Hasan Metin Aktulga
This project addresses several technical challenges and develops a computing infrastructure to enable solving very large scientific problems that require high end computing such as for physics and material sciences ("scientific computing") and for analyzing patterns within huge amounts of data such as those generated by social media ("big data analytics"). A unifying computational motif in the seemingly disparate fields of big data analytics and scientific computing is that the models currently used to solve the relevant problems often result in large amount of data with significant, irregular gaps (technically known as "sparse matrices"). The scale of solving such problems typically require execution on massively parallel computers. Due to the unique characteristics associated with sparse matrix computations, achieving high performance and scalability is challenging. This project aims to develop an extensive set of scalable sparse matrix algorithms and software to address such challenges. By significantly improving the productivity of domain scientists working on big data analytics and scientific computing, this project serves the national interest, as stated by NSF's mission: to promote the progress of science; to advance the national health, prosperity and welfare; or to secure the national defense. Research plans are tightly integrated with educational and outreach objectives at various levels. The centerpiece of the outreach efforts is a Computer Science summer school and mentorship plans for high school students. <br/><br/>To tackle the challenges presented by the increasingly deep memory hierarchies of modern computer architectures that include cache, high-bandwidth device memories (HBM), DRAM, and non-volatile random access memory (NVRAM) and facilitate high performance execution of sparse matrix computations, a comprehensive research plan is explored.
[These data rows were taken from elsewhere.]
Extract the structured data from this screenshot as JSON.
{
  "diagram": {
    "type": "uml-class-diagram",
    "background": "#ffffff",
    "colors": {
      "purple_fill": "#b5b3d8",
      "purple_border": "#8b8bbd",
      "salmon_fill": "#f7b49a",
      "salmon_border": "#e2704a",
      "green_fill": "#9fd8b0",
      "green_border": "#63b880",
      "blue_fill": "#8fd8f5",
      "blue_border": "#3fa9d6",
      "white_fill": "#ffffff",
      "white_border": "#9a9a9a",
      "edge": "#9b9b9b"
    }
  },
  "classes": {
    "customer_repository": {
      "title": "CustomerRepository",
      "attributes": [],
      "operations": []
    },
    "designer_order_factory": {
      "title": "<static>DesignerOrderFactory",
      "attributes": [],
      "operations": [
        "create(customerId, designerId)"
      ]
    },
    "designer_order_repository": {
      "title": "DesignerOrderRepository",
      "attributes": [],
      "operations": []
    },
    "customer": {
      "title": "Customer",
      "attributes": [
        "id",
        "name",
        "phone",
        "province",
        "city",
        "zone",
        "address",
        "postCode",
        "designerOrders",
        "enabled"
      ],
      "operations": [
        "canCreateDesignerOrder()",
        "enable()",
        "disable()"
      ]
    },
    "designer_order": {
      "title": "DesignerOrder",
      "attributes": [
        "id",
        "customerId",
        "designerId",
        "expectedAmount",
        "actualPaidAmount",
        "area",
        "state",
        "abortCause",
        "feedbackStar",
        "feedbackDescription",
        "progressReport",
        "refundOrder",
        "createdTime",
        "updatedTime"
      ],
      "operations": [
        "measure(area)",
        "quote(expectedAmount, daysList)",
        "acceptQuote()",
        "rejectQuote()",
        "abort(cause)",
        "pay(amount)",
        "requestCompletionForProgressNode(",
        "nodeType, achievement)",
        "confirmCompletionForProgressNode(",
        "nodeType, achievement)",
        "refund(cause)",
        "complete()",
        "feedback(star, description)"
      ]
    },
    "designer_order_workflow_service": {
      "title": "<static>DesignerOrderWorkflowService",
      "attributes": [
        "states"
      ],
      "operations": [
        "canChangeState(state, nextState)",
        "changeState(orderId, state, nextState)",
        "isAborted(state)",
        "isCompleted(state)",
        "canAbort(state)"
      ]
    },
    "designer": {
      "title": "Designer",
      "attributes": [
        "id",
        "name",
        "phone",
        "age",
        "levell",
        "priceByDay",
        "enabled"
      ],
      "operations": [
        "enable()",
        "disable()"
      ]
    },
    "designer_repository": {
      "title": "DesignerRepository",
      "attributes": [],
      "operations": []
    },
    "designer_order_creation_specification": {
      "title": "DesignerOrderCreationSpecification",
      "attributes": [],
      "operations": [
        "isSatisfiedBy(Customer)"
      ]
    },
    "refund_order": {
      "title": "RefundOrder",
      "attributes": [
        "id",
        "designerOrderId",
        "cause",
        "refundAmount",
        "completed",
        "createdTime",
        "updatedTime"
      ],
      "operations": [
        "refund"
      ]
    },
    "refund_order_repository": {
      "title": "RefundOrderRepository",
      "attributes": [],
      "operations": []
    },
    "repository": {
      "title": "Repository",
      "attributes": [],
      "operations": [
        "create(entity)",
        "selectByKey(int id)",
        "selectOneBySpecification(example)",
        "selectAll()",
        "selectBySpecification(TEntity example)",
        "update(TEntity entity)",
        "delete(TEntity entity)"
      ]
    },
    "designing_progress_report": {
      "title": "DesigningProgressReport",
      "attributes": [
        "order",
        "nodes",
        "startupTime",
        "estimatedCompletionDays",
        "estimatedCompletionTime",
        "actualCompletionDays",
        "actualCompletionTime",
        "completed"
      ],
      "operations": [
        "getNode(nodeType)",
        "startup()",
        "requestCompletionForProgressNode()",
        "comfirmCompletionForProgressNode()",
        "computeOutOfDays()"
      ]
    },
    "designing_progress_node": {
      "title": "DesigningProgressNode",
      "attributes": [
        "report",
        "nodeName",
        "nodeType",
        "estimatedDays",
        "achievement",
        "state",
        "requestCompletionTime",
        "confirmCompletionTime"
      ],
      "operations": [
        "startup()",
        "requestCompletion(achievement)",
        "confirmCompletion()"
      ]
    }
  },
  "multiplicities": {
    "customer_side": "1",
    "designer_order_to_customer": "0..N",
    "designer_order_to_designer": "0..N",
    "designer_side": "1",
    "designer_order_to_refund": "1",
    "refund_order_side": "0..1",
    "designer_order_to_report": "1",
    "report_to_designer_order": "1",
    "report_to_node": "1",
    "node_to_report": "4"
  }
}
The centerpiece of this project is a data-flow middleware with a simple application programming interface, called DeepSparse, that aims to support a wide variety of sparse solvers, while ensuring architecture and performance portability. DeepSparse converts a given sparse solver code into a directed acyclic graph (DAG) where nodes represent computational tasks and edges represent the data-flow between tasks. Novel DAG partitioning and scheduling algorithms, which are also extended to their hypergraph counterparts, are developed to ensure that data movement between memory layers is minimized during execution of the task graph. Performance models based on the extended Roofline model and innovative memory management schemes that draw upon ideas from disk storage systems are explored to ensure high bandwidth and low latency access to sparse solver data on NVRAM devices. All software and tools developed in this research are distributed as open source projects for a broad impact. Overall, goals of this project are well aligned with the National Strategic Computing Initiative, which aims to foster innovations that can bring the fields of big data analytics and scientific computing closer.<br/><br/>This award reflects NSF's statutory mission and has been deemed worthy of support through evaluation using the Foundation's intellectual merit and broader impacts review criteria.